B. Surveillance Commissioner Lü (Li Rifang): “Investigative Remarks on Banning the Spurious Book Wudeng yantong”7
“Anchasi Lü jinchi Yantong weishu kanyu”
With regard to the five houses of the Chan school, there are only the two lineages of Linji and Caodong. The Wudeng yantong printed by Feiyin, however, intends to make Linji the single practice within the Buddhist world. He lives after many generations but ignores people before him. He reveres the patriarchs of one house but denounces those who belong to the different lineage. He follows his own mind with arrogance and holds his own view obstinately, so he has incurred anger from the masses. Since books such as lamp transmissions are all preserved in imperial canons and for hundreds and thousands of years they have remained authentic and verifiable, why is it necessary to create another transmission of lineage separately? Furthermore, after the establishment of the five lineages, both Linji and Caodong can be continued, why is it necessary to eliminate Caodong completely and singly make Linji the orthodox lineage in the Buddhist world?
These two houses have preserved their respective genealogies and Chan teaching styles separately. Private opinions and narrowed minds are indeed garrulous. The book [Wudeng yantong] should be prohibited without circulation, not letting it confuse people's view and arouse strife. According to the trial based on the monk Xingyi's confession, Feiyin has been away from his monastery for a long time and there is no way that he can be questioned and interrogated. We have obtained eighty-five original printing blocks of the (p.295) Wudeng yantong and they have been stored in the government warehouse. The presented documents by the literati represent their own views. But finally, since the original book has been banned, [their opinions] can be put in silence. Drafting and summarizing [this case], I present it to you humbly.
COMMENTS OF APPROVAL BY GOVERNOR XIAO [QIYUAN]
Feiyin follows his own mind and stubbornly adheres to his own opinion. It is difficult to pardon him by the law. Since the printing blocks of the Wudeng yantong have been retrieved, the debate about it can be put down. All remaining blocks must be recalled completely and the original copies be strictly prohibited [for circulation]. Since Feiyin has fled, his case can wait until the date when he is captured for further investigation and conclusion.8
C. “Public Notice by the Bureau of Police Chief”9

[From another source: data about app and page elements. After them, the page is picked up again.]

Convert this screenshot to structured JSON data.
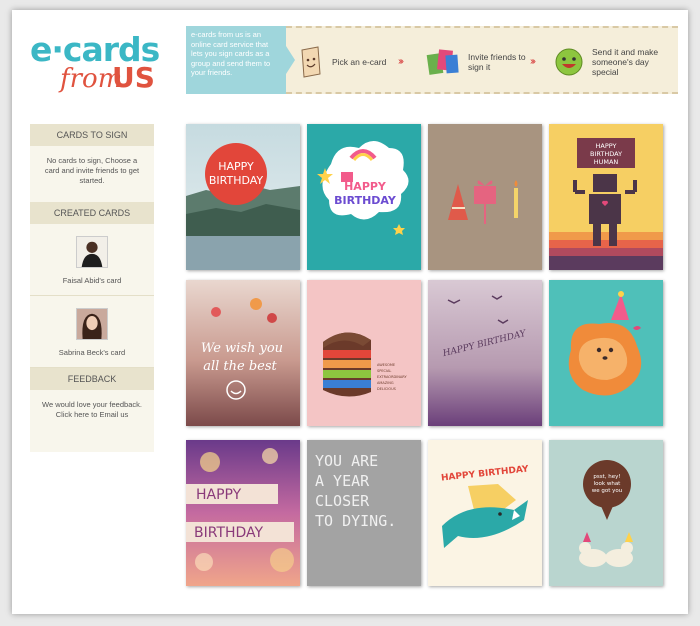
{
  "logo": {
    "part1": "e·cards",
    "part2": "from",
    "part3": "US"
  },
  "header": {
    "intro": "e-cards from us is an online card service that lets you sign cards as a group and send them to your friends.",
    "steps": [
      {
        "label": "Pick an e-card"
      },
      {
        "label": "Invite friends to sign it"
      },
      {
        "label": "Send it and make someone's day special"
      }
    ]
  },
  "sidebar": {
    "cards_to_sign": {
      "title": "CARDS TO SIGN",
      "text": "No cards to sign, Choose a card and invite friends to get started."
    },
    "created_cards": {
      "title": "CREATED CARDS",
      "items": [
        {
          "name": "Faisal Abid's card"
        },
        {
          "name": "Sabrina Beck's card"
        }
      ]
    },
    "feedback": {
      "title": "FEEDBACK",
      "text": "We would love your feedback. Click here to Email us"
    }
  },
  "cards": {
    "c1": {
      "l1": "HAPPY",
      "l2": "BIRTHDAY"
    },
    "c2": {
      "l1": "HAPPY",
      "l2": "BIRTHDAY"
    },
    "c4": {
      "l1": "HAPPY",
      "l2": "BIRTHDAY",
      "l3": "HUMAN"
    },
    "c5": {
      "l1": "We wish you",
      "l2": "all the best"
    },
    "c6": {
      "lines": [
        "AWESOME",
        "SPECIAL",
        "EXTRAORDINARY",
        "AMAZING",
        "DELICIOUS"
      ]
    },
    "c7": {
      "l1": "HAPPY BIRTHDAY"
    },
    "c9": {
      "l1": "HAPPY",
      "l2": "BIRTHDAY"
    },
    "c10": {
      "l1": "YOU ARE",
      "l2": "A YEAR",
      "l3": "CLOSER",
      "l4": "TO DYING."
    },
    "c11": {
      "l1": "HAPPY BIRTHDAY"
    },
    "c12": {
      "l1": "psst, hey!",
      "l2": "look what",
      "l3": "we got you"
    }
  },
  "colors": {
    "brand_teal": "#3bb7c5",
    "brand_red": "#e0533f",
    "banner_tan": "#f5eeda"
  }
}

Police Chief Wang of Jiaxing prefecture, in order to observe imperial edicts and orders, is seriously capturing heinous criminals and eliminating their followers and conspirators. I strengthen the law and regulation to stop malefactors, refute heterodox teachings, and to support the cause of the sagely teaching. I know clearly that the Way of Indian Buddhism teaches people to promote the good and eliminate the evil. Therefore, it supports and assists the rule of the emperor, and Confucianism and Buddhism have been practiced jointly without contradiction. This has a long history. Furthermore, the three teachings of Chan Buddhism, Doctrinal Studies, and Vinaya are at their height, and Chan learning is particularly revered. However, the Chan school has been divided into five lineages: Fayan, Yunmen, Guiyang, Caodong, and Linji. Three of these lineages died out long ago, and therefore Caodong and Linji have been prominent together up to this day. Transmissions from teachers continue and descendants reproduce and multiply themselves. They have their own right places respectively and exist peacefully without disputation.

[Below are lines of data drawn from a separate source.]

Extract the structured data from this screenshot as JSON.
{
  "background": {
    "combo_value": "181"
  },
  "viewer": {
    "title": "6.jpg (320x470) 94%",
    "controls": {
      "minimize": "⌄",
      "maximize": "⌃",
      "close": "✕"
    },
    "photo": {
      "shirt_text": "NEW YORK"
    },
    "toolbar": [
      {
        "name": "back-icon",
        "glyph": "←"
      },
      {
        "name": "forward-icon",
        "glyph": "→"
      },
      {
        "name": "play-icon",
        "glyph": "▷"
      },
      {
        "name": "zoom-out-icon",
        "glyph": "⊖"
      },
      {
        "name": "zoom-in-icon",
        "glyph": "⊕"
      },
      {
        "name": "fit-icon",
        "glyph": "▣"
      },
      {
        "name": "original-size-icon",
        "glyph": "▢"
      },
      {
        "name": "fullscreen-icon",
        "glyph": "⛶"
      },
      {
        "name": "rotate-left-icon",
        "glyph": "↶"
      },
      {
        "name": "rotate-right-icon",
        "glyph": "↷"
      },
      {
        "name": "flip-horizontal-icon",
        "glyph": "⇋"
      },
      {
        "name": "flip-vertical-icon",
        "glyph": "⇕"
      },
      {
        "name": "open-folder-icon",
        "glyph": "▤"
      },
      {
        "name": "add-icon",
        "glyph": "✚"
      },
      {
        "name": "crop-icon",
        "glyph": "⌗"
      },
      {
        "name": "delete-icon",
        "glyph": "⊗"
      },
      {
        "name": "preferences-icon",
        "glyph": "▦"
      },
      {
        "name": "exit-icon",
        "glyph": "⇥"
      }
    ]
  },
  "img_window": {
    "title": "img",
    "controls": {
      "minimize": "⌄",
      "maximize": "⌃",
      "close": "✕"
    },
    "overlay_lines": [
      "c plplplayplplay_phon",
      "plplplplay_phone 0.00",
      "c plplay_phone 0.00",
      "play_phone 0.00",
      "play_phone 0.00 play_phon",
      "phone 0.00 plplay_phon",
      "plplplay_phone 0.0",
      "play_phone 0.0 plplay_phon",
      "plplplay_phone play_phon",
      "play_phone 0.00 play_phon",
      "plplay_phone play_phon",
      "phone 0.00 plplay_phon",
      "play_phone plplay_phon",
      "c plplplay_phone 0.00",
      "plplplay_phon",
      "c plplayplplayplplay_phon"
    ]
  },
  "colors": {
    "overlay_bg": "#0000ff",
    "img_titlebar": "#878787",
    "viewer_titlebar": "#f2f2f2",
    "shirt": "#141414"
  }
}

Suddenly, the heinous monk Feiyin, hiding a criminal mind and unfathomable evils, plotted to singly promote one lineage and cut off the patriarchs of the other lineage completely. For this reason, he fostered many supporters and the poisons flowed to his fellows not lightly. Without reading books with his own eyes, he falsely usurped the name “author”; without acquainting [himself] with people in person, he carved [their names] in the list of collators and proofreaders. This is why every Confucian gentleman is angry and words (p.296) [of complaint] are everywhere. I was appalled to hear that he even had an evil accomplice named Baichi Xingyuan, who was regarded as the rebirth of [the great historian] Dong Hu.10 Arrogantly exercising his authority to write and edit, Baichi deceived his lineage and eliminated his ancestors with the biased opinion of a son of a wolf. In addition, a monk called Chiyan, claiming to be a dharma heir of Feiyin, clandestinely sneaked into the capital with the secret intention to conduct surreptitious things. He begged prefaces for this book and tried to secure strong support. Under the emperor's chariot (meaning, in the capital), how can it be tolerated! Chiyan has been arrested according to imperial edicts and will be punished according to the law. For this reason, the literati have public assaults; the gentry have complete rebuttals; and my superior wants to abide by the law and arrest Feiyin. We must eliminate this [nuisance] and then have breakfast.
Unexpectedly, the fox has hidden his traces without notice. [However,] circumstances make it difficult to change his face and to hide cleverly. He should be captured and verified as the real person. People who hide and retain him must be prosecuted. Even though Chiyan is an accomplice who follows, the emperor does not tolerate him with pardon. Thus, Feiyin is the principal criminal of this treacherous plot. How could he be allowed to escape? My bureau is in charge of criminal investigation. We are extremely angry and share the same hatred. What we honor is to follow our superior's order that cutting branches must get rid of their root and capturing criminals must eliminate all their followers. It should be noticed in public and let it be known that if any military servicemen and civilians capture the prime culprit and his followers, awards should be given with special honors. If [people] let them go free or allow them to stay, a joint punishment will be applied to them and their family members. Perhaps he is hiding in some cloisters and chapels, trying to find out the situation and to bribe officials. I allow the head monks of these chapels or cloisters to grab him to my office. I will investigate and punish him according to the law. This affair concerns the refutation of heterodoxy, support of Confucian teaching, rectification of the law, and the elimination of evils. It is not comparable to ordinary affairs. Even a three-inch space should not be ignored carelessly. I thus issue the order especially.
(1.) Issued on the thirteenth day of the fifth month of the tenth year of the Chongzhen reign (July 4, 1637). Translated from Hufa zhengdeng lu, pp. 1–3.
(2.) In the following verse, Miyun commented on Qingyuan Xingsi's encounter with Huineng, who was impressed by Qingyuan Xingsi's reply of “no holy truth and not falling down from the stage.” Here, however, Miyun criticized Qingyuan Xingsi for indulging in the realm of “emptiness” without reaching the ultimate stage. See the original passage in Daoyuan (ed.), Jingde chuandeng lu, T no. 2076, 51: 240a.
(3.) In the following verse, Miyun commented on the kōan that Qingyuan Xingsi did not know the price of rice in the local market. See the original account of Qingyuan Xingsi's remark in Daoyuan (ed.), Jingde chuandeng lu, T no. 2076, 51: 240c.
(4.) I have not identified this source. I suspect that it may refer to Miyun's Tiantong zhishuo.
(5.) The identities of these two monks are unknown.
(6.) Traditionally, Chinese documents were written from right to left.
(7.) Translated from Hufa zhengdeng lu, pp. 24–25.
(8.) This verdict can be also found in Pan Lei, “Yu Changshou Shilian shu,” in his Jiukuang bianyu, pp. 26–27. The wordings of these two records are slightly different.
(9.) Translated from Hufa zhengdeng lu, pp. 25–26.
(10.) Dong Hu was a famous official historian in the Jin kingdom during the Spring and Autumn periods (770–476 B.C.).